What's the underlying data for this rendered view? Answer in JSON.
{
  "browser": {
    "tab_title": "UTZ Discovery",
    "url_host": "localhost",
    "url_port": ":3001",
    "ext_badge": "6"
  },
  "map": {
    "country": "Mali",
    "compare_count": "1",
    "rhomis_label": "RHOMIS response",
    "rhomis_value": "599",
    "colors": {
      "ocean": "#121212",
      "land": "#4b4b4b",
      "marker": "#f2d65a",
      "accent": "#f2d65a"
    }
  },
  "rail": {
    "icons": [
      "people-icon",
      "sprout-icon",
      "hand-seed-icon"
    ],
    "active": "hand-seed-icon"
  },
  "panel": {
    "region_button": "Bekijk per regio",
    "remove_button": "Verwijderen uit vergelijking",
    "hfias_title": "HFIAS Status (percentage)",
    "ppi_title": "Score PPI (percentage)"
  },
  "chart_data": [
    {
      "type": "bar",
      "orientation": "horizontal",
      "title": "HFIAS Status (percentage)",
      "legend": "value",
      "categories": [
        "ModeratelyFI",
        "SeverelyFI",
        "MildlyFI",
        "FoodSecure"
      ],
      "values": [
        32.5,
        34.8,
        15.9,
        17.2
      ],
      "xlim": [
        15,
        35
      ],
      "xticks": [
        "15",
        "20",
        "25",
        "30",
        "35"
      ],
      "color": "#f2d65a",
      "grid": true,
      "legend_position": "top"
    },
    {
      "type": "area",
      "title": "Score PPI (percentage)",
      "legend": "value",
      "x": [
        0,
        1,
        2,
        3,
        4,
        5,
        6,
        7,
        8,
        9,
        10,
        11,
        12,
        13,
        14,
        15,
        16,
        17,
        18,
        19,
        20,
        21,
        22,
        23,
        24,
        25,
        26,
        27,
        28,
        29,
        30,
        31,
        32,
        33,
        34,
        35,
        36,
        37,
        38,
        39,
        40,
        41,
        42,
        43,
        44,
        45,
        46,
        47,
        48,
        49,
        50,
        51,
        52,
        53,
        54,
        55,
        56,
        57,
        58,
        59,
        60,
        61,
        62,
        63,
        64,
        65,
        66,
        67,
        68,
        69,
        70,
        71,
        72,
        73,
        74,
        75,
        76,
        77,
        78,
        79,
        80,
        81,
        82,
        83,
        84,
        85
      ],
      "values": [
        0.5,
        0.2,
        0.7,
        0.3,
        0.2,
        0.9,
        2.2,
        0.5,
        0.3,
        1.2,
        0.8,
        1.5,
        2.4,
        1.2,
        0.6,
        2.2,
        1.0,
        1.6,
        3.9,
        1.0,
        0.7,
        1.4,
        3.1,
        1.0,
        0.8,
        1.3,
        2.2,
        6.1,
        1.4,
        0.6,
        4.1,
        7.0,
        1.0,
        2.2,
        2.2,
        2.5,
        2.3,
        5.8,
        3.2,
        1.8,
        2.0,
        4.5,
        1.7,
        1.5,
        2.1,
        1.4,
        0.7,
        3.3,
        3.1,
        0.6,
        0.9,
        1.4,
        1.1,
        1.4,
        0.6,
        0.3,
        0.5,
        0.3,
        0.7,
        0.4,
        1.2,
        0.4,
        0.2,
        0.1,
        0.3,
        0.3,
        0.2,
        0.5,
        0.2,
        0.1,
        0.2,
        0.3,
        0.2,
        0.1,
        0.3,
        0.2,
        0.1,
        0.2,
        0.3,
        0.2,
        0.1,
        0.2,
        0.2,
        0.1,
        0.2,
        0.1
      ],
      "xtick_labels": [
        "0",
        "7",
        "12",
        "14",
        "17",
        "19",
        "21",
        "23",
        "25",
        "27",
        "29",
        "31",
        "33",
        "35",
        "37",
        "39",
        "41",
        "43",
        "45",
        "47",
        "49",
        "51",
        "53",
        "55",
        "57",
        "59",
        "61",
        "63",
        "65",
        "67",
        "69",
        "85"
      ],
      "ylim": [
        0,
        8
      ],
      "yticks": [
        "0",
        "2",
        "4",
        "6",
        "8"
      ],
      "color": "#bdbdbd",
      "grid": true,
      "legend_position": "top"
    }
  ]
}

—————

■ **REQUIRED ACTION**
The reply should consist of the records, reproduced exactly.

■ **ANSWER BELOW**
What's the underlying data for this rendered view? Answer in JSON.
{
  "browser": {
    "tab_title": "UTZ Discovery",
    "url_host": "localhost",
    "url_port": ":3001",
    "ext_badge": "6"
  },
  "map": {
    "country": "Mali",
    "compare_count": "1",
    "rhomis_label": "RHOMIS response",
    "rhomis_value": "599",
    "colors": {
      "ocean": "#121212",
      "land": "#4b4b4b",
      "marker": "#f2d65a",
      "accent": "#f2d65a"
    }
  },
  "rail": {
    "icons": [
      "people-icon",
      "sprout-icon",
      "hand-seed-icon"
    ],
    "active": "hand-seed-icon"
  },
  "panel": {
    "region_button": "Bekijk per regio",
    "remove_button": "Verwijderen uit vergelijking",
    "hfias_title": "HFIAS Status (percentage)",
    "ppi_title": "Score PPI (percentage)"
  },
  "chart_data": [
    {
      "type": "bar",
      "orientation": "horizontal",
      "title": "HFIAS Status (percentage)",
      "legend": "value",
      "categories": [
        "ModeratelyFI",
        "SeverelyFI",
        "MildlyFI",
        "FoodSecure"
      ],
      "values": [
        32.5,
        34.8,
        15.9,
        17.2
      ],
      "xlim": [
        15,
        35
      ],
      "xticks": [
        "15",
        "20",
        "25",
        "30",
        "35"
      ],
      "color": "#f2d65a",
      "grid": true,
      "legend_position": "top"
    },
    {
      "type": "area",
      "title": "Score PPI (percentage)",
      "legend": "value",
      "x": [
        0,
        1,
        2,
        3,
        4,
        5,
        6,
        7,
        8,
        9,
        10,
        11,
        12,
        13,
        14,
        15,
        16,
        17,
        18,
        19,
        20,
        21,
        22,
        23,
        24,
        25,
        26,
        27,
        28,
        29,
        30,
        31,
        32,
        33,
        34,
        35,
        36,
        37,
        38,
        39,
        40,
        41,
        42,
        43,
        44,
        45,
        46,
        47,
        48,
        49,
        50,
        51,
        52,
        53,
        54,
        55,
        56,
        57,
        58,
        59,
        60,
        61,
        62,
        63,
        64,
        65,
        66,
        67,
        68,
        69,
        70,
        71,
        72,
        73,
        74,
        75,
        76,
        77,
        78,
        79,
        80,
        81,
        82,
        83,
        84,
        85
      ],
      "values": [
        0.5,
        0.2,
        0.7,
        0.3,
        0.2,
        0.9,
        2.2,
        0.5,
        0.3,
        1.2,
        0.8,
        1.5,
        2.4,
        1.2,
        0.6,
        2.2,
        1.0,
        1.6,
        3.9,
        1.0,
        0.7,
        1.4,
        3.1,
        1.0,
        0.8,
        1.3,
        2.2,
        6.1,
        1.4,
        0.6,
        4.1,
        7.0,
        1.0,
        2.2,
        2.2,
        2.5,
        2.3,
        5.8,
        3.2,
        1.8,
        2.0,
        4.5,
        1.7,
        1.5,
        2.1,
        1.4,
        0.7,
        3.3,
        3.1,
        0.6,
        0.9,
        1.4,
        1.1,
        1.4,
        0.6,
        0.3,
        0.5,
        0.3,
        0.7,
        0.4,
        1.2,
        0.4,
        0.2,
        0.1,
        0.3,
        0.3,
        0.2,
        0.5,
        0.2,
        0.1,
        0.2,
        0.3,
        0.2,
        0.1,
        0.3,
        0.2,
        0.1,
        0.2,
        0.3,
        0.2,
        0.1,
        0.2,
        0.2,
        0.1,
        0.2,
        0.1
      ],
      "xtick_labels": [
        "0",
        "7",
        "12",
        "14",
        "17",
        "19",
        "21",
        "23",
        "25",
        "27",
        "29",
        "31",
        "33",
        "35",
        "37",
        "39",
        "41",
        "43",
        "45",
        "47",
        "49",
        "51",
        "53",
        "55",
        "57",
        "59",
        "61",
        "63",
        "65",
        "67",
        "69",
        "85"
      ],
      "ylim": [
        0,
        8
      ],
      "yticks": [
        "0",
        "2",
        "4",
        "6",
        "8"
      ],
      "color": "#bdbdbd",
      "grid": true,
      "legend_position": "top"
    }
  ]
}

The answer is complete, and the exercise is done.